ATEX Zone 20 and Category 1D Equipment

Posted in: , on 29. Oct. 2010 - 17:10

A colleague has asked me to comment on a situation he's facing and I could do with other opinions.

His situation is he is receiving assorted biomass type materials into his plant from standard road going lorries, both rigid and articulated. The intention is for the lorries to tip into a bulk materials handling machine which will feed the materials onward via conveyors and elevators to storage.

The concern is the area around the tipping point into the receiving point which has been declared as Zone 20 under ATEX, therefore requiring Category 1D equipment.

The handling machine at the reception point could, I think, conform with the requirements of Category 1D equipment subject to type examination and certification from a Notified Body.

But the tail of the lorry to discharge will be in the Zone 20 area, thus must conform to the requirements of Category 1D equipment.

But as far as he is aware the material suppliers just use any haulier so the vehicles are unlikely to be Category 1D compliant. (possible sources of ignition being hot rear brakes, brake lights, reversing lights etc)

I think he's between a rock and a hard place on this one, short of buying his own bespoke vehicles certified 1D at the tail.

I'd be interested in other opinions.

Re: Atex Zone 20 And Category 1d Equipment

Posted on 30. Oct. 2010 - 10:39

Typical example of over zoning. It should have been zoned 22. If the material is being dumped in open

pit hopper then explosion is not an issue as explosion will not occur as confined space is required for explosion, deflagration might but then it is a different case. If the reception hopper is covered with a hood and has an extraction system then dust will be present for short time and infrequently and since there will be no other equipment in the hood area to act as ignition source it should be zoned as 22. The boundary limit of zone 22 should finish within the hood as there will be not dust present outside the hood due to extraction system. The trucks will remain in the safe area while dumping.

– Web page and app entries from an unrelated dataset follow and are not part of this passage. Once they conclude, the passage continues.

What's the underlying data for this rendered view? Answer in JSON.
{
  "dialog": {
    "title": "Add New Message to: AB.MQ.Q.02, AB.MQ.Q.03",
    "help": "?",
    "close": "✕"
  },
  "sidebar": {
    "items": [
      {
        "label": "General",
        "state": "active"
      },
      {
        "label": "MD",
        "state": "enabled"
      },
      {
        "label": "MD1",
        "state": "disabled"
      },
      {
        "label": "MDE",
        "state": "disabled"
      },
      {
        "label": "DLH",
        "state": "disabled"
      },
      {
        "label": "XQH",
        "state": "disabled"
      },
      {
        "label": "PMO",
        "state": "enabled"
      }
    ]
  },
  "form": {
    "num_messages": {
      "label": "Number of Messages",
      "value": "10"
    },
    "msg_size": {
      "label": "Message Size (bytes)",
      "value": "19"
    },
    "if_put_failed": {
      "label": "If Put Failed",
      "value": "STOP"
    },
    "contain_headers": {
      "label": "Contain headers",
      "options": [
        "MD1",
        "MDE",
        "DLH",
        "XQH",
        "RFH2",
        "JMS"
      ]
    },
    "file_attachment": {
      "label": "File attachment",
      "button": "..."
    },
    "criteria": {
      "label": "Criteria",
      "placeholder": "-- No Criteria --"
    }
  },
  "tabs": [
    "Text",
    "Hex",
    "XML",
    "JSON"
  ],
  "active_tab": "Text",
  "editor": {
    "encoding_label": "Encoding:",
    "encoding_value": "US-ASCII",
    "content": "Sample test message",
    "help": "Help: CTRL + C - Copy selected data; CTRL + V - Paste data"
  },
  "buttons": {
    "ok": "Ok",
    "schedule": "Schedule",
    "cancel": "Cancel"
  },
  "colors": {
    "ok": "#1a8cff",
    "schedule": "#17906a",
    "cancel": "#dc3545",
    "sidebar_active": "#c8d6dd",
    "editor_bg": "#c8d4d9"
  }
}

Getting the trucks certified for the zones is a nice one. No comments !


Re: Atex Zone 20 And Category 1d Equipment

Posted on 31. Oct. 2010 - 12:12

Yes, another case of over zoning is what I thought.

Trouble is the end user (or his consultant) has stated that the intake area which has an enclosure over it, and into which the tail of the lorry enters to tip, IS a Zone 20 and they will not be swayed from this. But what about the lorries ......

Interestingly I've since been sent the following link, so someone must have been spending money with Notified Bodies -

Re: Atex Zone 20 And Category 1d Equipment

Posted on 1. Dec. 2010 - 10:50

Ex II 1/3c D135<--- isn't 1 for internal and 3 for external this makes it 3D suitable for external zone 22 which makes it self certifiable. If there is any doubt just ask them for the certification number from the notified body and everything will be crystal clear.

I remember the classic example of paint-booth in the EU atex guideline document. It clearly stated you cannot certify the booth but all the equipment side should be suitable for that zone. If this is the case then every silo with explosive dust should have an atex plate ! but I have yet to see one.


Re: Atex Zone 20 And Category 1d Equipment

Posted on 1. Dec. 2010 - 11:47

Yes indeed, Cat 3 equipment is Zone 22 and as you say self certifiable, equally CAT 1 equipment requires Notified Body certification. Maybe some discrete enquiries may reveal the certification number, although I don't suppose the equipment manufacturers will read this thread and respond directly.

When first introduced ATEX seemed straightforward, the end user defined the Zone the equipment was required for, the manufacturer supplied conforming equipment. Now the end user defines the Zone internal to the equipment, and increasing numbers are saying Zone 20. I presume this is on the basis that there must always be a dust cloud so lets say Zone 20 to cover our backs. But of course the question is "is the dust cloud an explosive concentration". The kitchen in my house always contain dust clouds, and I have a source of ignition, my gas hob, but the dust cloud is not of an explosive concentration so the kitchen hasn't blown up!